  • Example: Generalized Gaussian:
  • Example: Generalized Logistic:
non radial symmetry
Non-radial Symmetry
  • Use Generalized Gaussian vectors to model non-radially symmetric dependence:
generalized hyperbolic
Generalized Hyperbolic
  • The Generalized Hyperbolic density (Barndorff-Nielsen, 1982) is a GSM:
  • For a Generalized Gaussian scale mixture,
  • The posterior is Generalized Inverse Gaussian:
hypergeneralized hyperbolic
Hypergeneralized Hyperbolic
  • This yields the “Hypergeneralized Hyperbolic density”
  • The posterior moment for EM is given by:
generalized gauss scale mixtures
Generalized Gauss. Scale Mixtures
  • More generally, evaluating a multivariate GSM at xp/2:
  • Integrating this over Rdwe get:
  • Thus, given a multivariate GSM, we can formulate a multivariate GGSM:
skew dependence
Skew Dependence
  • Skew is modeled with “location-scale mixtures”:
skew models
Skew Models
  • For a multivariate GSM:
  • Now, for any vector , we have:
  • This can be written in the form,
  • This is equivalent to the following model:
slide20
EEG

brain sources

ocular sources

scalp muscle sources

external EM sources

heartbeat

variance dependency
Variance Dependency
  • Variance dependence can be estimated directly using 4th order cross moments
  • Find covariance of source power:
  • Finds components whose activations are “active” at the same times, “co-modulated”
slide28

Mutual Information/Power Covariance

  • Most of the dependence in mutual information is captured by covariance of power.
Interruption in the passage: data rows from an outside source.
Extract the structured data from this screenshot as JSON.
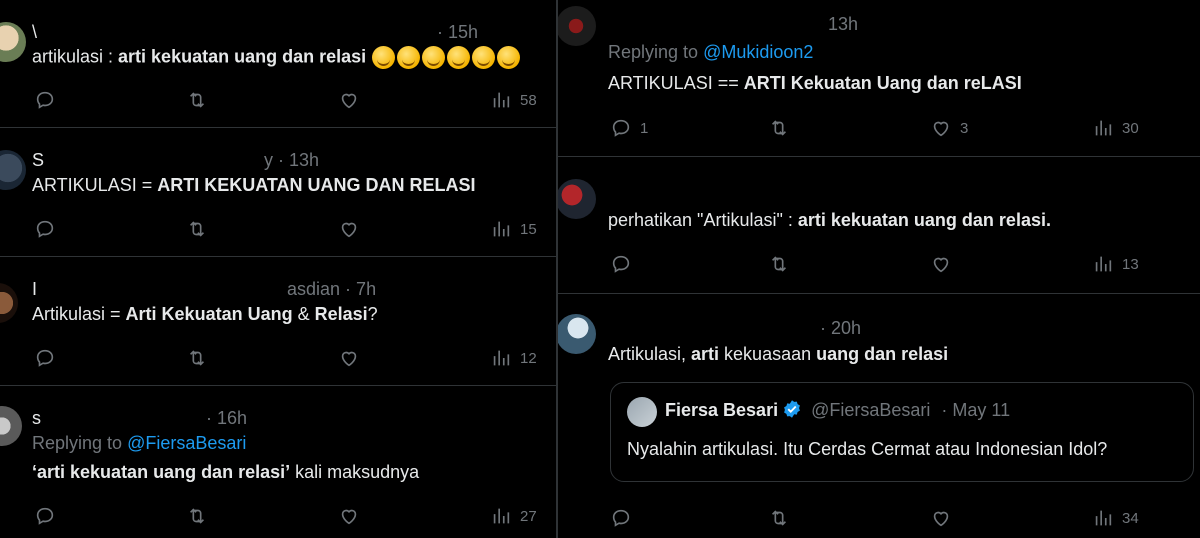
{
  "left": {
    "tweets": [
      {
        "time": "· 15h",
        "name_fragment": "\\",
        "text_plain": "artikulasi : ",
        "text_bold": "arti kekuatan uang dan relasi",
        "replies": "",
        "retweets": "",
        "likes": "",
        "views": "58"
      },
      {
        "time": "y · 13h",
        "name_fragment": "S",
        "text_plain": "ARTIKULASI = ",
        "text_bold": "ARTI KEKUATAN UANG DAN RELASI",
        "views": "15"
      },
      {
        "time": "asdian · 7h",
        "name_fragment": "I",
        "text_plain": "Artikulasi = ",
        "text_bold_1": "Arti Kekuatan Uang",
        "text_mid": " & ",
        "text_bold_2": "Relasi",
        "text_end": "?",
        "views": "12"
      },
      {
        "time": "· 16h",
        "name_fragment": "s",
        "replying_prefix": "Replying to ",
        "replying_handle": "@FiersaBesari",
        "text_quote_open": "‘",
        "text_bold": "arti kekuatan uang dan relasi",
        "text_quote_close": "’",
        "text_plain": " kali maksudnya",
        "views": "27"
      }
    ]
  },
  "right": {
    "tweets": [
      {
        "time": "13h",
        "replying_prefix": "Replying to ",
        "replying_handle": "@Mukidioon2",
        "text_plain": "ARTIKULASI == ",
        "text_bold": "ARTI Kekuatan Uang dan reLASI",
        "replies": "1",
        "likes": "3",
        "views": "30"
      },
      {
        "text_plain": "perhatikan \"Artikulasi\" : ",
        "text_bold": "arti kekuatan uang dan relasi",
        "text_end": ".",
        "views": "13"
      },
      {
        "time": "· 20h",
        "text_plain_1": "Artikulasi, ",
        "text_bold_1": "arti",
        "text_plain_2": " kekuasaan ",
        "text_bold_2": "uang dan relasi",
        "quote": {
          "name": "Fiersa Besari",
          "handle": "@FiersaBesari",
          "date": "· May 11",
          "text": "Nyalahin artikulasi. Itu Cerdas Cermat atau Indonesian Idol?"
        },
        "views": "34"
      }
    ]
  },
  "colors": {
    "background": "#000000",
    "text": "#e7e9ea",
    "muted": "#71767b",
    "link": "#1d9bf0",
    "divider": "#2f3336"
  },
  "icons": [
    "reply-icon",
    "retweet-icon",
    "like-icon",
    "views-icon",
    "verified-icon",
    "emoji-icon"
  ]
}
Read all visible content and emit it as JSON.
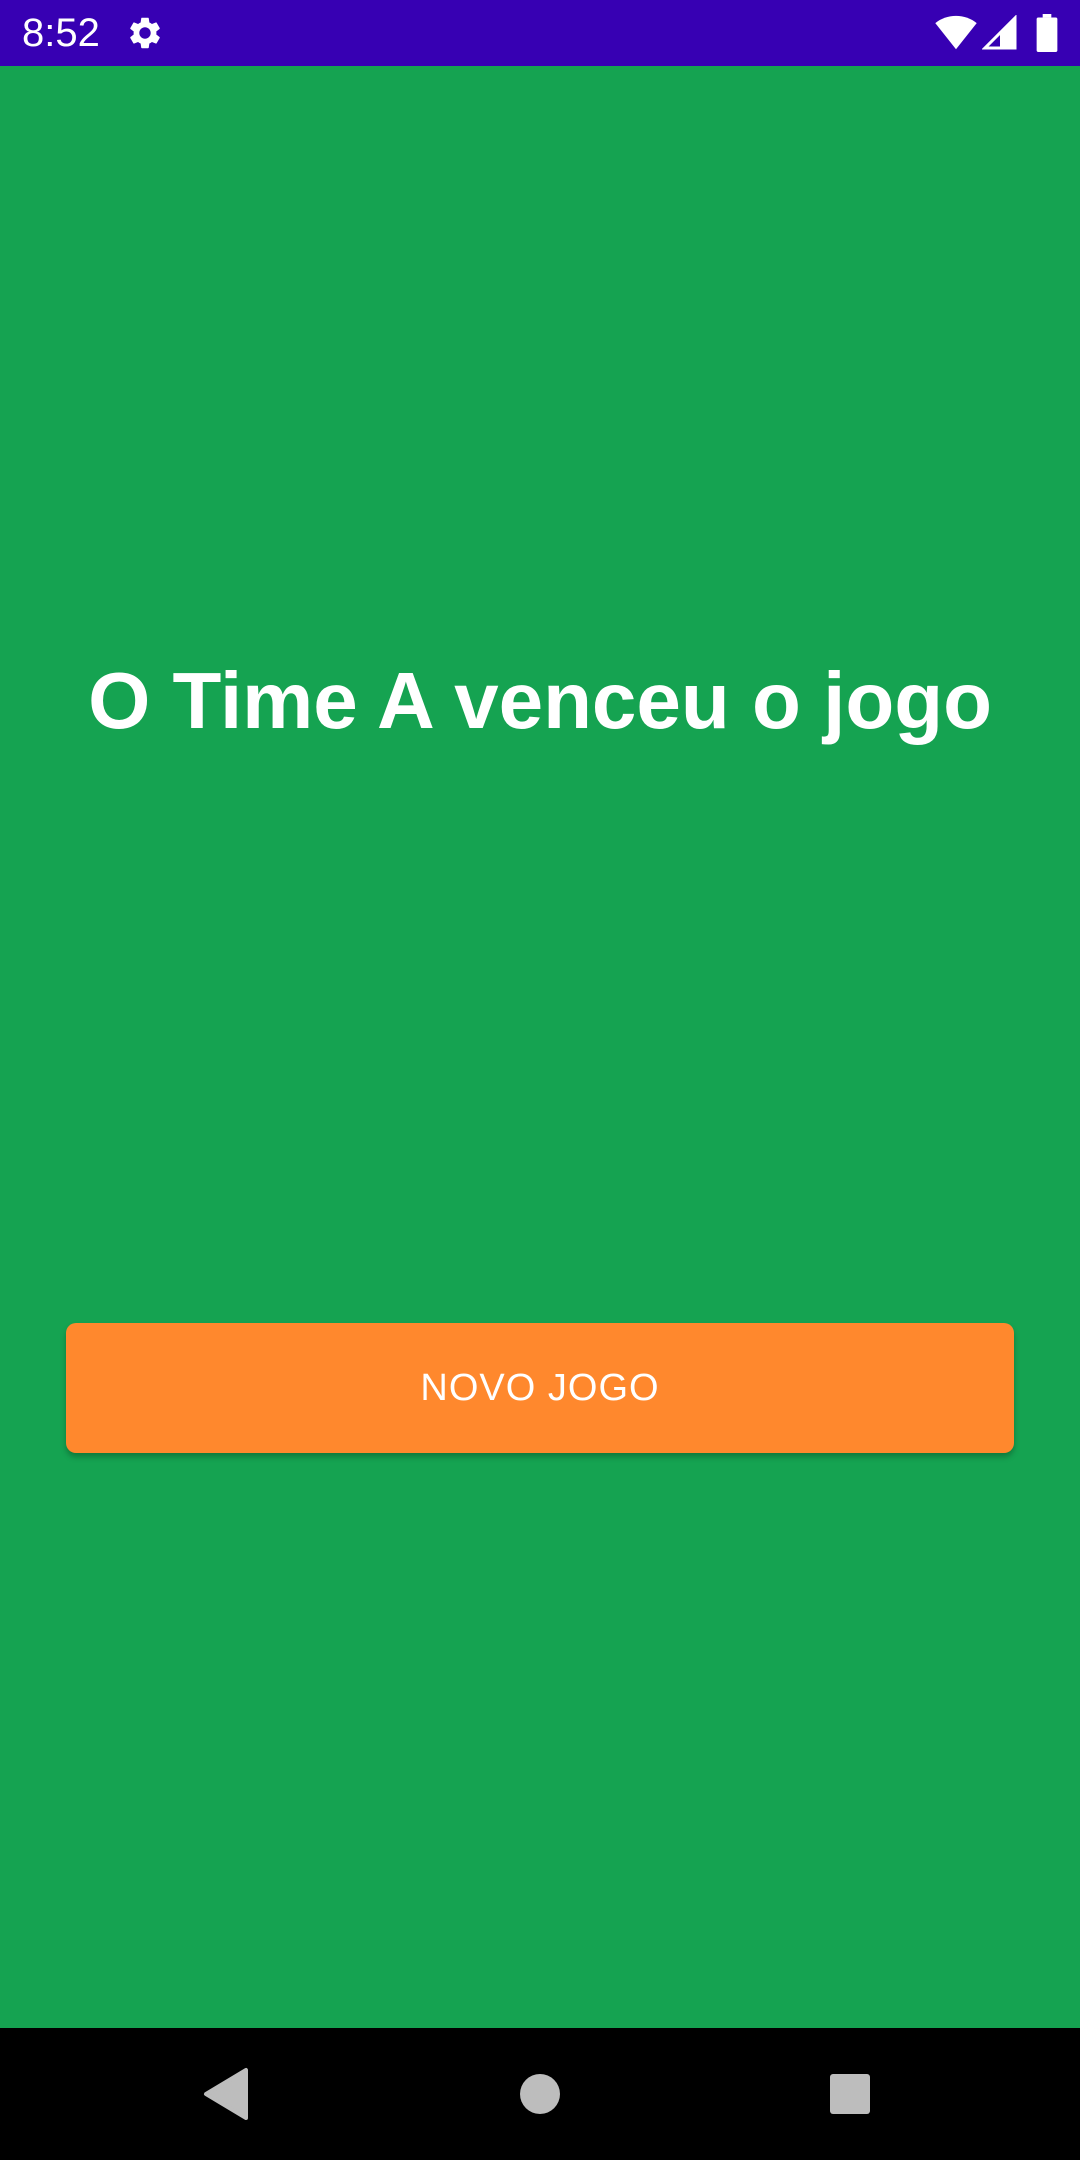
{
  "status_bar": {
    "time": "8:52",
    "background_color": "#3700b3",
    "icons": [
      "gear-icon",
      "wifi-icon",
      "cell-signal-icon",
      "battery-icon"
    ]
  },
  "main": {
    "background_color": "#15a351",
    "result_text": "O Time A venceu o jogo",
    "new_game_button": {
      "label": "NOVO JOGO",
      "color": "#ff882d"
    }
  },
  "nav_bar": {
    "icons": [
      "back-icon",
      "home-icon",
      "recents-icon"
    ]
  }
}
Summed over 50 lags
  • Some pairs of sources are more sensitive to variance dependence.
marginal histograms are sparse
However product density is approximately “radially symmetric”

Radially symmetric non-Gaussian densities are dependent

Marginal Histograms are “Sparse”
conclusion
Conclusion
  • We described a general framework for modeling dependent sources
  • Estimation of model parameters is carried out using the EM algorithm
  • Models include variance dependency, non-radial symmetric dependence, and skew dependence
  • Application to analysis of EEG sources